» Assigned task
Copy each line of the data that has "Festivals" in it.

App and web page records
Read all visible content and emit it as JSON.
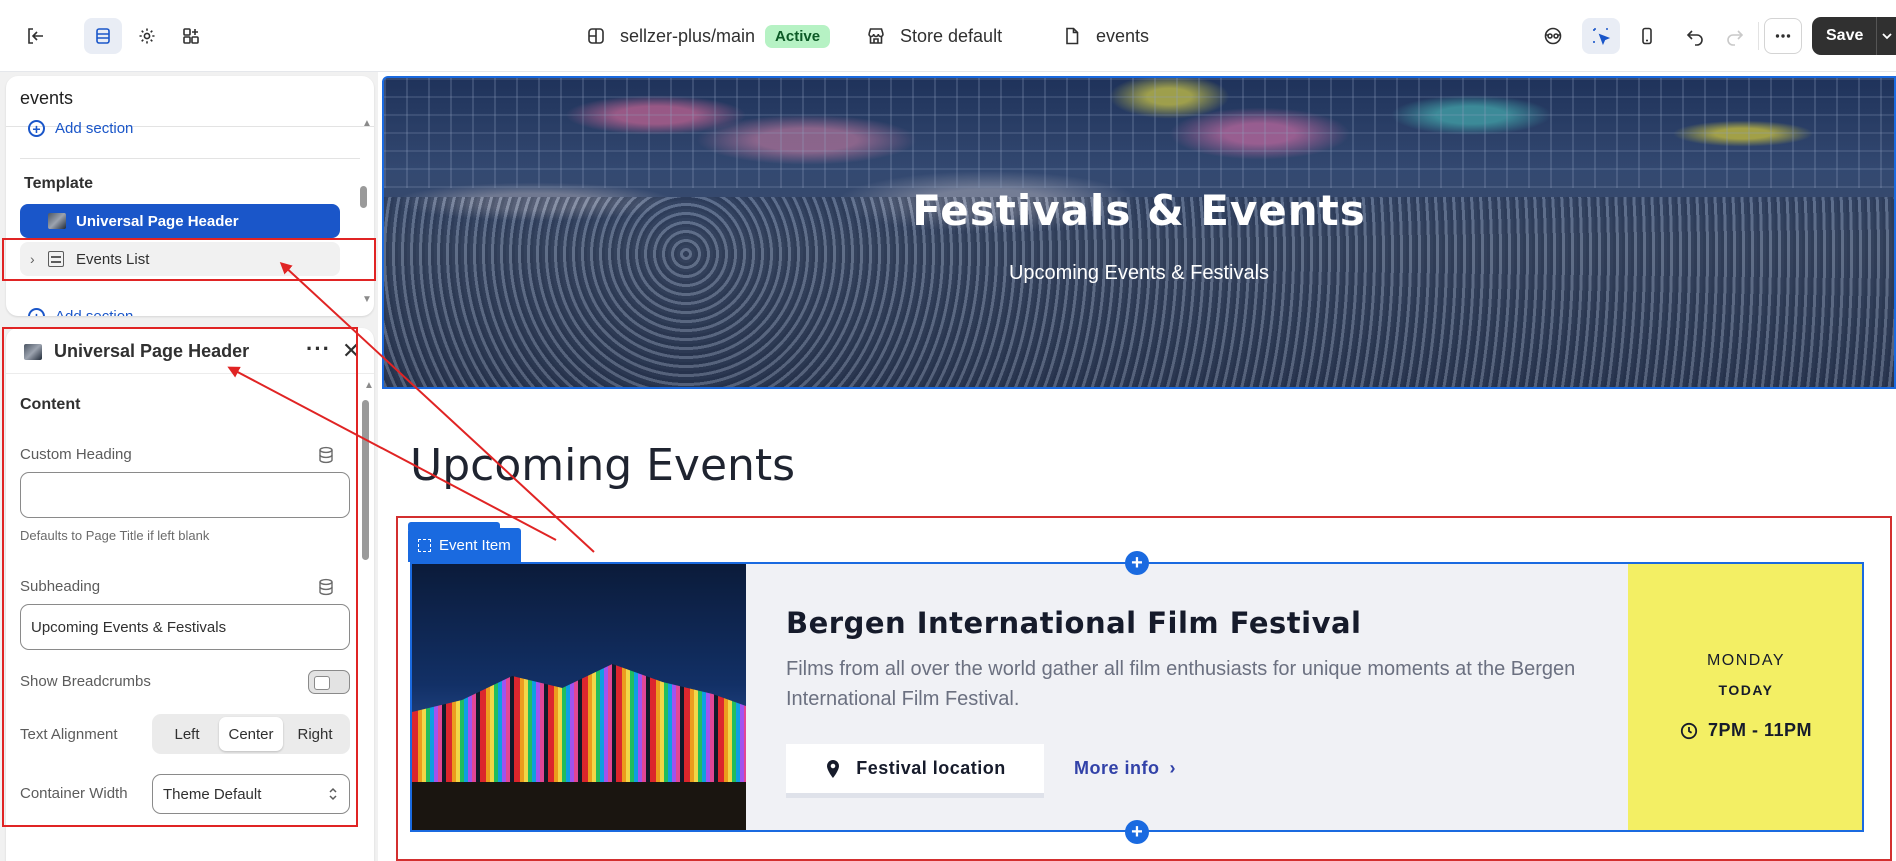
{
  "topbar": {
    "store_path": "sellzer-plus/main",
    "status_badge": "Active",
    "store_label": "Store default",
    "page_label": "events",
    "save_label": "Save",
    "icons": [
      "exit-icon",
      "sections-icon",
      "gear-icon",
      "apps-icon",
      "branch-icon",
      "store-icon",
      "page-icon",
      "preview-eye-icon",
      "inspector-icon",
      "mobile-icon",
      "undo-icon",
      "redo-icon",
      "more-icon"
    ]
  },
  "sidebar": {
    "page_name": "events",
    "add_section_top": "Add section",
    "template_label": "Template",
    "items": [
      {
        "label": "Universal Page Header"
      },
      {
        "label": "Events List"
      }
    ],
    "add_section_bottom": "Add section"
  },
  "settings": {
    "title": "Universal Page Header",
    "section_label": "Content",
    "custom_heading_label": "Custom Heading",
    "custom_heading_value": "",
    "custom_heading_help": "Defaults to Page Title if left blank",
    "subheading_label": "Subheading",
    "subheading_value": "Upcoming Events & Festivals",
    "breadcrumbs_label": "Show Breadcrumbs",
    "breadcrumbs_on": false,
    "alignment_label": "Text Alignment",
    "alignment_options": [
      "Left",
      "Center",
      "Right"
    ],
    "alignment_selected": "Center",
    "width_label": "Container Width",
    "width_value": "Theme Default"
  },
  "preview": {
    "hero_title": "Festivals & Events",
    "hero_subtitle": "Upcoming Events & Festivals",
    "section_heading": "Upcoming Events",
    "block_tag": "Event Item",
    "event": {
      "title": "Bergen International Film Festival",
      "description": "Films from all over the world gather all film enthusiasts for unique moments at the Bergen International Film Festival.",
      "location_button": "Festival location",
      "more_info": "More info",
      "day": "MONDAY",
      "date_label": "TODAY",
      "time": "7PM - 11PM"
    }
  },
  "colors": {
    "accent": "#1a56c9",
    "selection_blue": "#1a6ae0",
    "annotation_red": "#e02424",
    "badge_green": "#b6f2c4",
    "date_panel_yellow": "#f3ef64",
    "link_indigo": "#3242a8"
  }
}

» Answer box
    "subheading_value": "Upcoming Events & Festivals",
    "hero_title": "Festivals & Events",
    "hero_subtitle": "Upcoming Events & Festivals",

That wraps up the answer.